Posted Heather Pressley, PhD on 6/22/2017 |General
I was a child in the 70s and Title IX didn’t mean anything to me because I had no idea what it was or did, but the law meant something to me in my lived experience: I could play baseball on the boys’ team.
While most identify Title IX with women in sports, it’s actually an educational amendment that “prohibits discrimination on the basis of sex in any federally funded program or activity.” Under activity is where sport comes in.
Title IX has had a significant impact on women’s opportunities in sports as well as education, but the root problems of sexism and gender stereotypes still exist. Here are some things to consider:
1. Equal access. According to the Women’s Sports Foundation, before Title IX one in 27 girls played sport. Now that number is two in five. This is impressive, but access to sport does not ensure participation. Girls enter sports later than boys (by almost a year) and drop out at higher numbers than boys in middle school. Girls who play sports face perceived and real barriers like access, safety and cost as well strong societal stereotypes. A great example is the US Olympic women’s gymnastic team who cleaned up with medals in 2016, yet there was an inordinate media focus on hairstyles and bad attitudes. What this says is that you can be the best athlete in the world (literally), and still be judged by gender stereotypes (looks matter) and sexist expectations (girls should always smile).
2. Not all girls are the same. Intersectionality is a term coined by Dr. Kimberlé Crenshaw over twenty eight years ago to explain the oppression of African American women. The term has become more widely used to understand how an individual can face increased discrimination based on the overlap of multiple minority social identities (race, ability, ethnicity, socio economic status, etc.) In other words, women as a minority group do not face the same levels of discrimination. Through the lens of intersectionality you can see that Title IX has a different impact on poor girls and girls of color. Girls of color start sport almost a year later than white girls and drop out of sports at greater rates too. Add poverty to the mix, and the numbers increase. Where girls attend school matters too. If under-resourced schools are cutting sports programs, all kids are affected by limited access but girls more so.
3. School push out.

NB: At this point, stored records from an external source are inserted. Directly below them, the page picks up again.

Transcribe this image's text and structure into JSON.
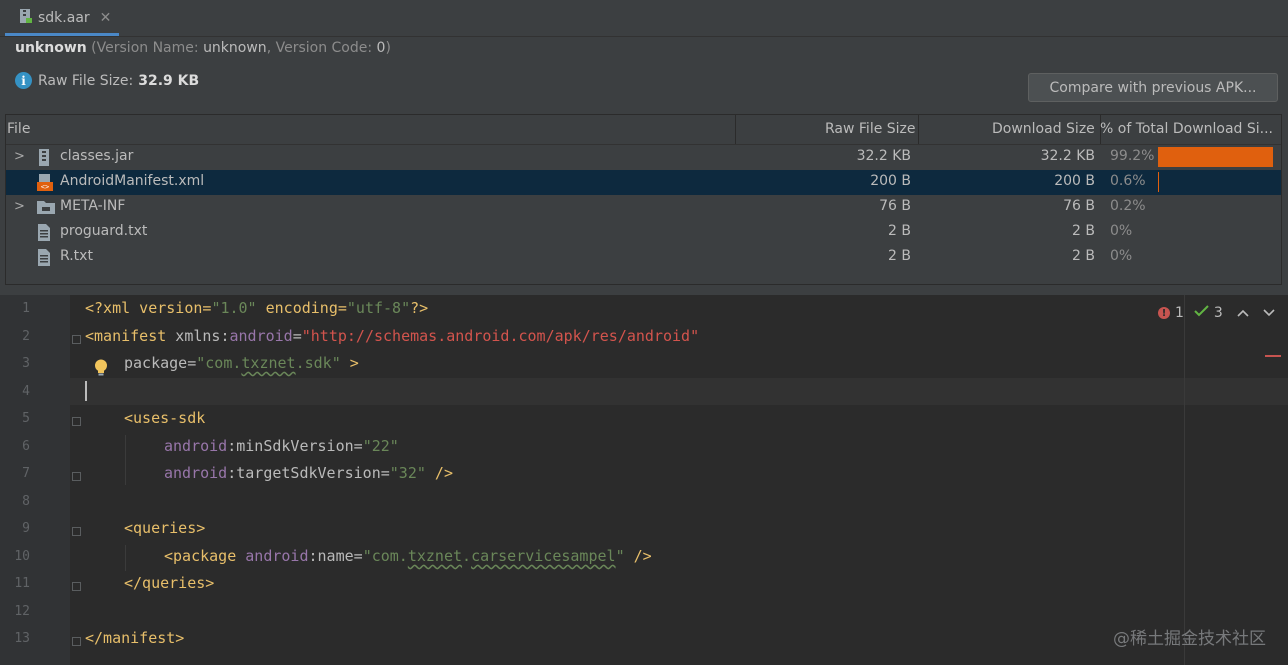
{
  "tab": {
    "label": "sdk.aar",
    "close": "✕"
  },
  "header": {
    "name": "unknown",
    "version_open": " (Version Name: ",
    "version_name": "unknown",
    "version_code_label": ", Version Code: ",
    "version_code": "0",
    "version_close": ")",
    "raw_size_label": "Raw File Size:",
    "raw_size_value": "32.9 KB",
    "compare_button": "Compare with previous APK..."
  },
  "table": {
    "columns": [
      "File",
      "Raw File Size",
      "Download Size",
      "% of Total Download Si..."
    ],
    "rows": [
      {
        "name": "classes.jar",
        "raw": "32.2 KB",
        "download": "32.2 KB",
        "percent": "99.2%",
        "fraction": 0.992,
        "expandable": true,
        "icon": "jar-icon"
      },
      {
        "name": "AndroidManifest.xml",
        "raw": "200 B",
        "download": "200 B",
        "percent": "0.6%",
        "fraction": 0.006,
        "expandable": false,
        "icon": "xml-file-icon",
        "selected": true
      },
      {
        "name": "META-INF",
        "raw": "76 B",
        "download": "76 B",
        "percent": "0.2%",
        "fraction": 0.002,
        "expandable": true,
        "icon": "folder-icon"
      },
      {
        "name": "proguard.txt",
        "raw": "2 B",
        "download": "2 B",
        "percent": "0%",
        "fraction": 0,
        "expandable": false,
        "icon": "text-file-icon"
      },
      {
        "name": "R.txt",
        "raw": "2 B",
        "download": "2 B",
        "percent": "0%",
        "fraction": 0,
        "expandable": false,
        "icon": "text-file-icon"
      }
    ]
  },
  "editor": {
    "line_numbers": [
      "1",
      "2",
      "3",
      "4",
      "5",
      "6",
      "7",
      "8",
      "9",
      "10",
      "11",
      "12",
      "13"
    ],
    "code": {
      "l1_a": "<?xml version=",
      "l1_b": "\"1.0\"",
      "l1_c": " encoding=",
      "l1_d": "\"utf-8\"",
      "l1_e": "?>",
      "l2_a": "<manifest",
      "l2_b": " xmlns:",
      "l2_c": "android",
      "l2_d": "=",
      "l2_e": "\"http://schemas.android.com/apk/res/android\"",
      "l3_a": "package",
      "l3_b": "=",
      "l3_c": "\"com.",
      "l3_d": "txznet",
      "l3_e": ".sdk\"",
      "l3_f": " >",
      "l5": "<uses-sdk",
      "l6_a": "android",
      "l6_b": ":minSdkVersion=",
      "l6_c": "\"22\"",
      "l7_a": "android",
      "l7_b": ":targetSdkVersion=",
      "l7_c": "\"32\"",
      "l7_d": " />",
      "l9": "<queries>",
      "l10_a": "<package",
      "l10_b": " android",
      "l10_c": ":name=",
      "l10_d": "\"com.",
      "l10_e": "txznet",
      "l10_f": ".",
      "l10_g": "carservicesampel",
      "l10_h": "\"",
      "l10_i": " />",
      "l11": "</queries>",
      "l13": "</manifest>"
    },
    "inspections": {
      "errors": "1",
      "warnings": "3"
    }
  },
  "watermark": "@稀土掘金技术社区",
  "colors": {
    "accent": "#4a88c7",
    "bar": "#e0600e",
    "selection": "#0d293e"
  }
}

Title IX makes it illegal for institutions that receive federal funds to discriminate based on sex. The National Women’s Law Center recent research report, Let Her Learn, found that girls are being pushed out of school as a result of discriminatory discipline practices and harassment among other factors. Over half of our nation’s schools have dress codes which are gender specific using words like “inappropriate” and “offensive” to define what causes a distraction in the learning environment. These terms are vague and blame girls for harassment. They can include showing one’s collarbone or not covering one’s buttocks when wearing tight pants. Dress code violators are body shamed by being sent home to change or are often asked to cover up/change to remain in school. Girls nationwide are fighting back with a campaign #iammorethanadistraction.
Laws are words on paper until they are lived experiences. As we consider the progress made since Title IX’s inception, we need to understand there’s still much work to be done in sport and school. We need to better understand what discrimination looks like for individual girls and frame policies and advocacy around this. For things to change, we all need to relentlessly challenge discriminatory practices and societal stereotypes that keep girls on the sidelines of life and from pursuing their limitless potential.